Working tirelessly through the night following yesterday's Facebook announcement about its new News Feed, two diligent HubSpotters, Anum Hussain and Brittany Leaning, have published a new report, How Facebook's New News Feed Changes Your Content Strategy. The 35 page (don't worry, there's lots of pictures) report that aims to educate marketers on how they need to approach content creation for Facebook's redesigned news feed.
Download the report now and learn how these changes will affect your Facenbook marketing.
According to eMarketer, almost four billion dollars in advertising budgets were spent on Facebook ads during the past year, and that number is expected to grow to more than six billion in 2014.

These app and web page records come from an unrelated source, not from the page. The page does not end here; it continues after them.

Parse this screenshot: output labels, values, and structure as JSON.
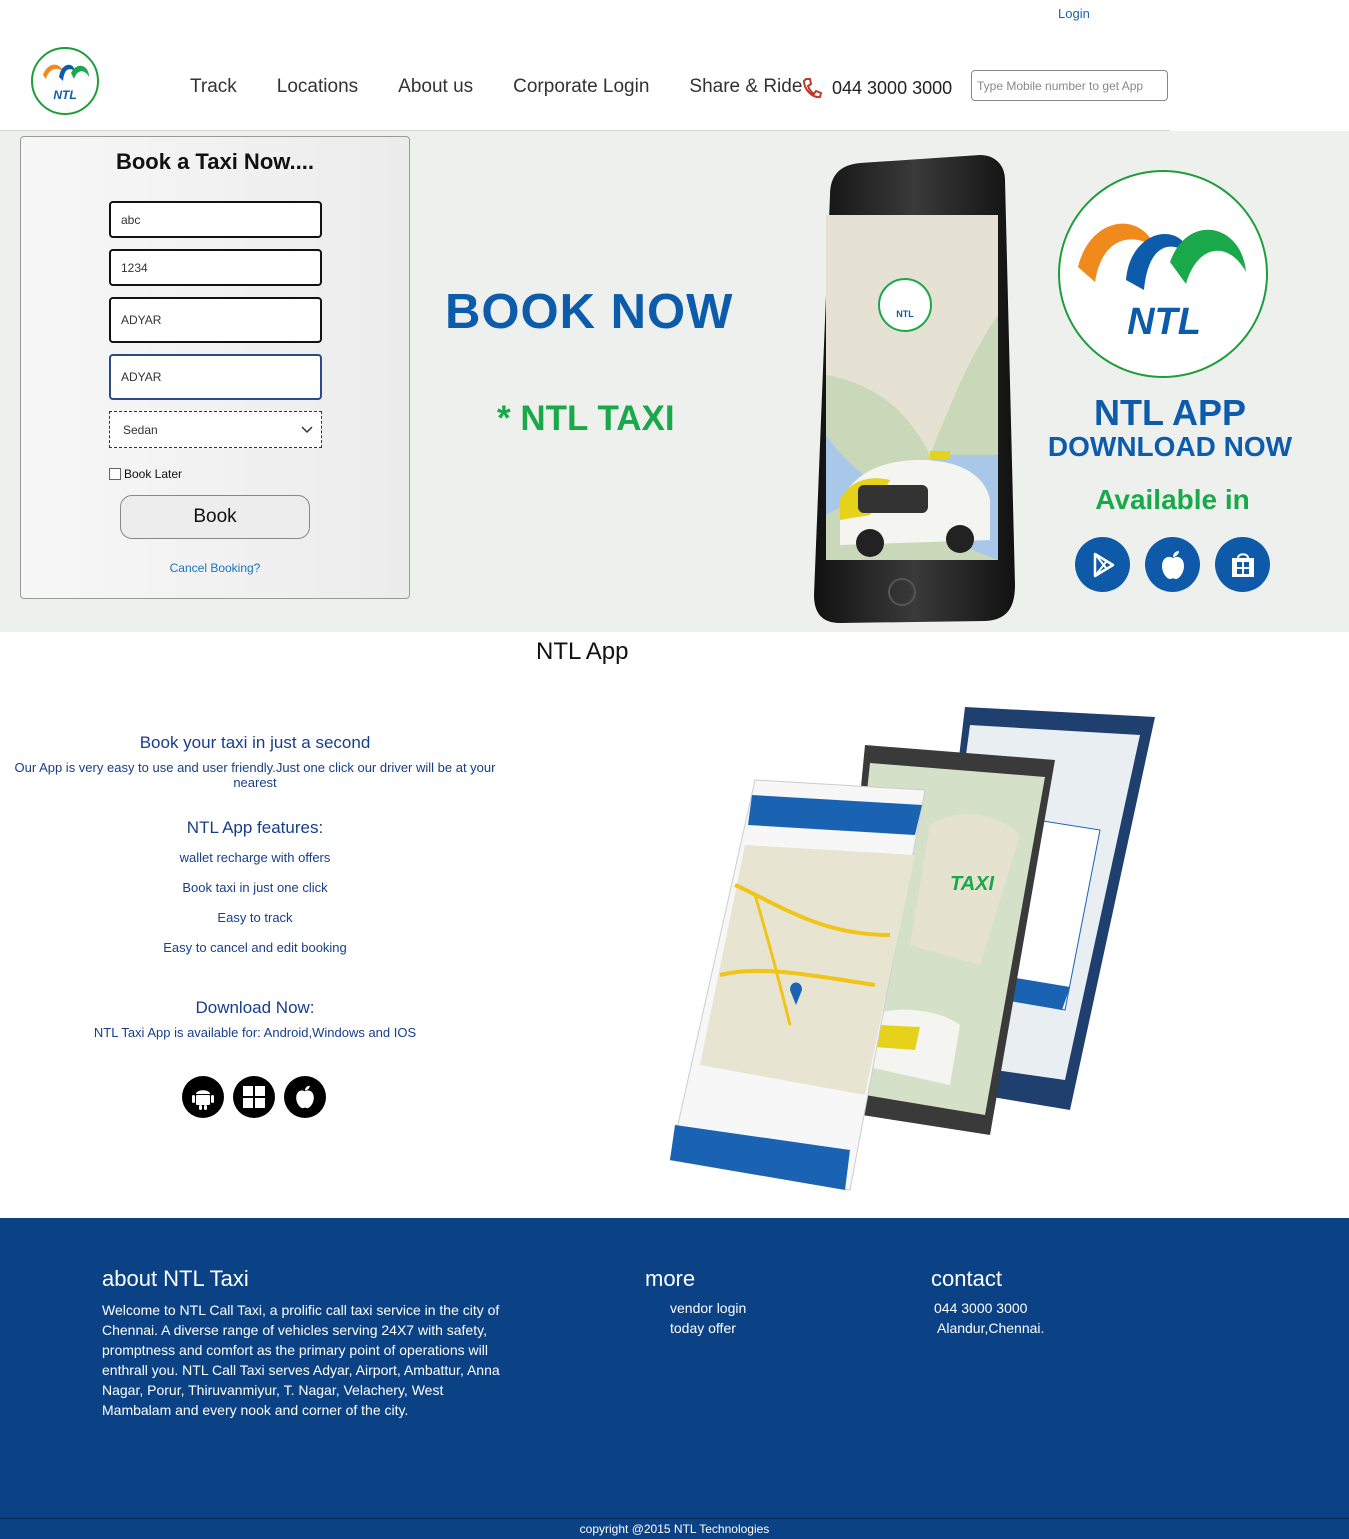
{
  "header": {
    "login_label": "Login",
    "nav": [
      "Track",
      "Locations",
      "About us",
      "Corporate Login",
      "Share & Ride"
    ],
    "phone": "044 3000 3000",
    "app_input_placeholder": "Type Mobile number to get App",
    "logo_text": "NTL"
  },
  "booking": {
    "title": "Book a Taxi Now....",
    "name_value": "abc",
    "mobile_value": "1234",
    "pickup_value": "ADYAR",
    "drop_value": "ADYAR",
    "vehicle_selected": "Sedan",
    "book_later_label": "Book Later",
    "book_label": "Book",
    "cancel_label": "Cancel Booking?"
  },
  "hero": {
    "book_now": "BOOK NOW",
    "ntl_taxi": "* NTL TAXI",
    "app_title": "NTL APP",
    "download_now": "DOWNLOAD NOW",
    "available_in": "Available in",
    "stores": [
      "google-play-icon",
      "apple-icon",
      "windows-store-icon"
    ]
  },
  "app_section": {
    "title": "NTL App",
    "tagline": "Book your taxi in just a second",
    "tagline_desc": "Our App is very easy to use and user friendly.Just one click our driver will be at your nearest",
    "features_title": "NTL App features:",
    "features": [
      "wallet recharge with offers",
      "Book taxi in just one click",
      "Easy to track",
      "Easy to cancel and edit booking"
    ],
    "download_title": "Download Now:",
    "download_desc": "NTL Taxi App is available for: Android,Windows and IOS",
    "os": [
      "android-icon",
      "windows-icon",
      "apple-icon"
    ]
  },
  "footer": {
    "about_title": "about NTL Taxi",
    "about_text": "Welcome to NTL Call Taxi, a prolific call taxi service in the city of Chennai. A diverse range of vehicles serving 24X7 with safety, promptness and comfort as the primary point of operations will enthrall you. NTL Call Taxi serves Adyar, Airport, Ambattur, Anna Nagar, Porur, Thiruvanmiyur, T. Nagar, Velachery, West Mambalam and every nook and corner of the city.",
    "more_title": "more",
    "more_links": [
      "vendor login",
      "today offer"
    ],
    "contact_title": "contact",
    "contact_phone": "044 3000 3000",
    "contact_address": "Alandur,Chennai.",
    "copyright": "copyright @2015 NTL Technologies"
  },
  "colors": {
    "brand_blue": "#0d5cab",
    "brand_green": "#1aa94a",
    "brand_orange": "#f08a1c",
    "footer_bg": "#0b4286"
  }
}
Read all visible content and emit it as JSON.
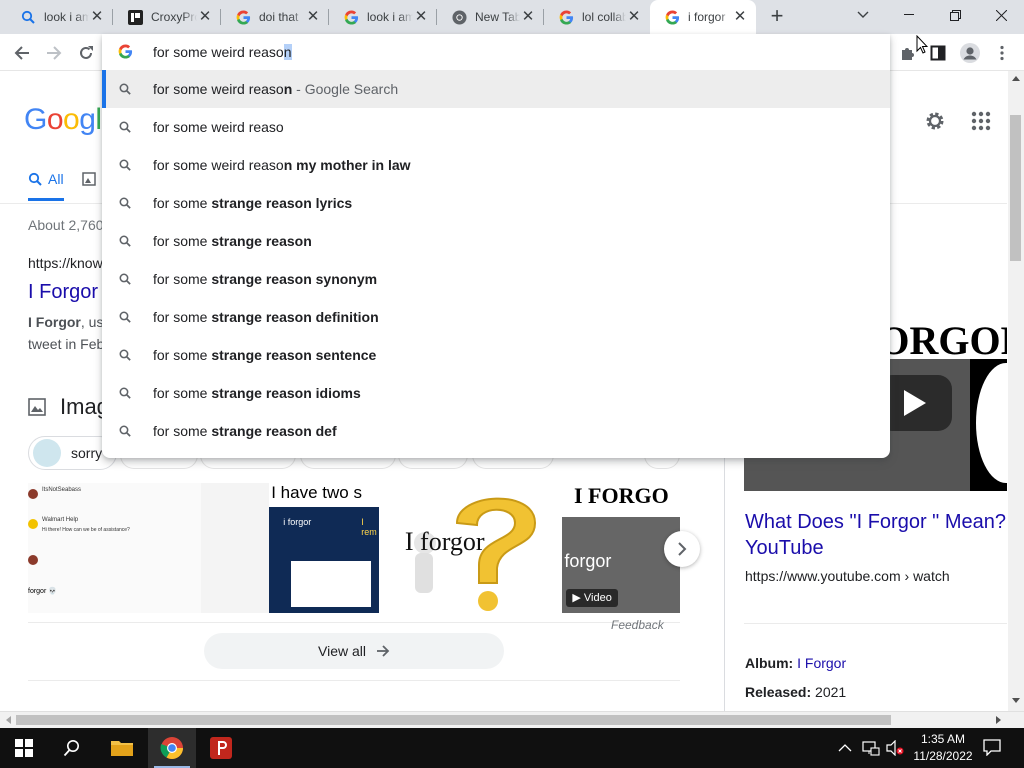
{
  "tabs": [
    {
      "title": "look i am",
      "icon": "google-search-icon",
      "active": false
    },
    {
      "title": "CroxyProxy",
      "icon": "croxyproxy-icon",
      "active": false
    },
    {
      "title": "doi that",
      "icon": "google-g-icon",
      "active": false
    },
    {
      "title": "look i am",
      "icon": "google-g-icon",
      "active": false
    },
    {
      "title": "New Tab",
      "icon": "chrome-icon",
      "active": false
    },
    {
      "title": "lol collab",
      "icon": "google-g-icon",
      "active": false
    },
    {
      "title": "i forgor",
      "icon": "google-g-icon",
      "active": true
    }
  ],
  "omnibox": {
    "typed": "for some weird reaso",
    "autocomplete": "n",
    "suggestions": [
      {
        "plain": "for some weird reaso",
        "bold": "n",
        "rest": "",
        "suffix": " - Google Search",
        "selected": true
      },
      {
        "plain": "for some weird reaso",
        "bold": "",
        "rest": "",
        "suffix": "",
        "selected": false
      },
      {
        "plain": "for some weird reaso",
        "bold": "n my mother in law",
        "rest": "",
        "suffix": "",
        "selected": false
      },
      {
        "plain": "for some ",
        "bold": "strange r",
        "rest": "eason lyrics",
        "suffix": "",
        "selected": false,
        "boldRest": true
      },
      {
        "plain": "for some ",
        "bold": "strange r",
        "rest": "eason",
        "suffix": "",
        "selected": false,
        "boldRest": true
      },
      {
        "plain": "for some ",
        "bold": "strange r",
        "rest": "eason synonym",
        "suffix": "",
        "selected": false,
        "boldRest": true
      },
      {
        "plain": "for some ",
        "bold": "strange r",
        "rest": "eason definition",
        "suffix": "",
        "selected": false,
        "boldRest": true
      },
      {
        "plain": "for some ",
        "bold": "strange r",
        "rest": "eason sentence",
        "suffix": "",
        "selected": false,
        "boldRest": true
      },
      {
        "plain": "for some ",
        "bold": "strange r",
        "rest": "eason idioms",
        "suffix": "",
        "selected": false,
        "boldRest": true
      },
      {
        "plain": "for some ",
        "bold": "strange r",
        "rest": "eason def",
        "suffix": "",
        "selected": false,
        "boldRest": true
      }
    ]
  },
  "page": {
    "logo_visible": "Googl",
    "nav_all": "All",
    "result_stats": "About 2,760",
    "result_cite": "https://know",
    "result_title": "I Forgor",
    "snippet_line1_bold": "I Forgor",
    "snippet_line1": ", us",
    "snippet_line2": "tweet in Feb",
    "images_heading": "Imag",
    "chip_label": "sorry",
    "thumb_texts": [
      "ItsNotSeabass",
      "I have two s",
      "I forgor",
      "I FORGO",
      "forgor",
      "Video",
      "i forgor",
      "I rem"
    ],
    "thumb_tweet_lines": [
      "Walmart Help",
      "Hi there! How can we be of assistance?",
      "forgor 💀"
    ],
    "feedback": "Feedback",
    "view_all": "View all",
    "right": {
      "video_text": "FORGOR",
      "title": "What Does \"I Forgor \" Mean? YouTube",
      "cite": "https://www.youtube.com › watch",
      "album_label": "Album:",
      "album_value": "I Forgor",
      "released_label": "Released:",
      "released_value": "2021"
    }
  },
  "taskbar": {
    "time": "1:35 AM",
    "date": "11/28/2022"
  },
  "colors": {
    "accent": "#1a73e8",
    "link": "#1a0dab",
    "tabstrip": "#dee1e6",
    "taskbar": "#101010"
  }
}
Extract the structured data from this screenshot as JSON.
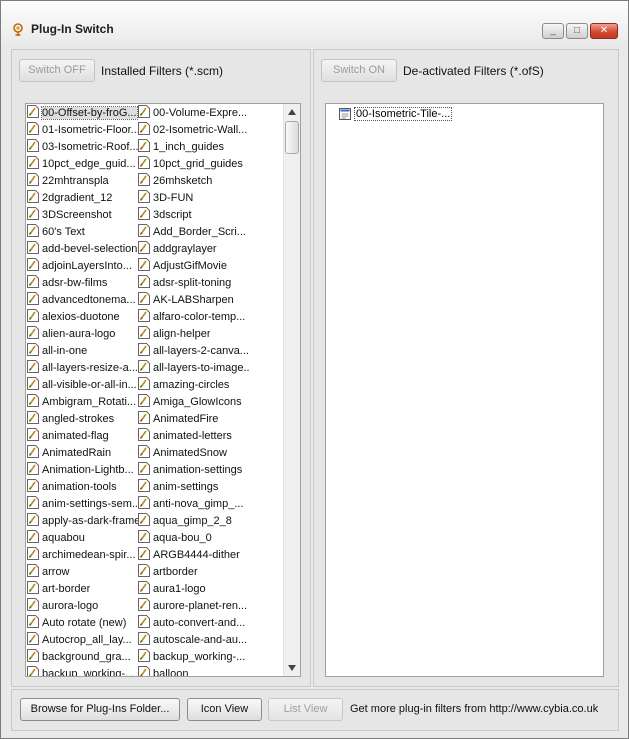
{
  "window": {
    "title": "Plug-In Switch",
    "controls": {
      "minimize": "_",
      "maximize": "□",
      "close": "✕"
    }
  },
  "left_panel": {
    "switch_button": "Switch OFF",
    "header": "Installed Filters (*.scm)"
  },
  "right_panel": {
    "switch_button": "Switch ON",
    "header": "De-activated Filters (*.ofS)",
    "items": [
      "00-Isometric-Tile-..."
    ]
  },
  "installed_filters": [
    [
      "00-Offset-by-froG...",
      "00-Volume-Expre..."
    ],
    [
      "01-Isometric-Floor...",
      "02-Isometric-Wall..."
    ],
    [
      "03-Isometric-Roof...",
      "1_inch_guides"
    ],
    [
      "10pct_edge_guid...",
      "10pct_grid_guides"
    ],
    [
      "22mhtranspla",
      "26mhsketch"
    ],
    [
      "2dgradient_12",
      "3D-FUN"
    ],
    [
      "3DScreenshot",
      "3dscript"
    ],
    [
      "60's Text",
      "Add_Border_Scri..."
    ],
    [
      "add-bevel-selection",
      "addgraylayer"
    ],
    [
      "adjoinLayersInto...",
      "AdjustGifMovie"
    ],
    [
      "adsr-bw-films",
      "adsr-split-toning"
    ],
    [
      "advancedtonema...",
      "AK-LABSharpen"
    ],
    [
      "alexios-duotone",
      "alfaro-color-temp..."
    ],
    [
      "alien-aura-logo",
      "align-helper"
    ],
    [
      "all-in-one",
      "all-layers-2-canva..."
    ],
    [
      "all-layers-resize-a...",
      "all-layers-to-image..."
    ],
    [
      "all-visible-or-all-in...",
      "amazing-circles"
    ],
    [
      "Ambigram_Rotati...",
      "Amiga_GlowIcons"
    ],
    [
      "angled-strokes",
      "AnimatedFire"
    ],
    [
      "animated-flag",
      "animated-letters"
    ],
    [
      "AnimatedRain",
      "AnimatedSnow"
    ],
    [
      "Animation-Lightb...",
      "animation-settings"
    ],
    [
      "animation-tools",
      "anim-settings"
    ],
    [
      "anim-settings-sem...",
      "anti-nova_gimp_..."
    ],
    [
      "apply-as-dark-frame",
      "aqua_gimp_2_8"
    ],
    [
      "aquabou",
      "aqua-bou_0"
    ],
    [
      "archimedean-spir...",
      "ARGB4444-dither"
    ],
    [
      "arrow",
      "artborder"
    ],
    [
      "art-border",
      "aura1-logo"
    ],
    [
      "aurora-logo",
      "aurore-planet-ren..."
    ],
    [
      "Auto rotate (new)",
      "auto-convert-and..."
    ],
    [
      "Autocrop_all_lay...",
      "autoscale-and-au..."
    ],
    [
      "background_gra...",
      "backup_working-..."
    ],
    [
      "backup_working-...",
      "balloon"
    ]
  ],
  "bottom": {
    "browse_button": "Browse for Plug-Ins Folder...",
    "icon_view_button": "Icon View",
    "list_view_button": "List View",
    "more_text": "Get more plug-in filters from http://www.cybia.co.uk"
  },
  "colors": {
    "window_bg": "#e9e9e9",
    "close_red": "#d24a34",
    "selection": "#dedede"
  }
}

Meanwhile, Facebook continues to grow its user base as more people join the world's largest social network and spend more time within its walls. ComScore reports that the average Facebook user spends more than 6 hours on Facebook each month. This report answers questions about how women and men engage differently with ads on Facebook. And the answers are quite surprising.
Download the report now and find out why men are cheap.
So while Advertising Age is critiquing the $1.6 million commercials that ran during the Oscars last night, we thought we'd take a look at something a bit less expensive and a bit more inventive -- the real-time newsjacking that occurred last night during the broadcast.
Newsjacking refers to the practice of capitalizing on the popularity of a news story to amplify your sales and marketing success. The term was popularized in David Meerman Scott's book Newsjacking: How to Inject Your Ideas into a Breaking News Story and Generate Tons of Media Coverage.
Check out the full list here in an article we wrote for HubSpot.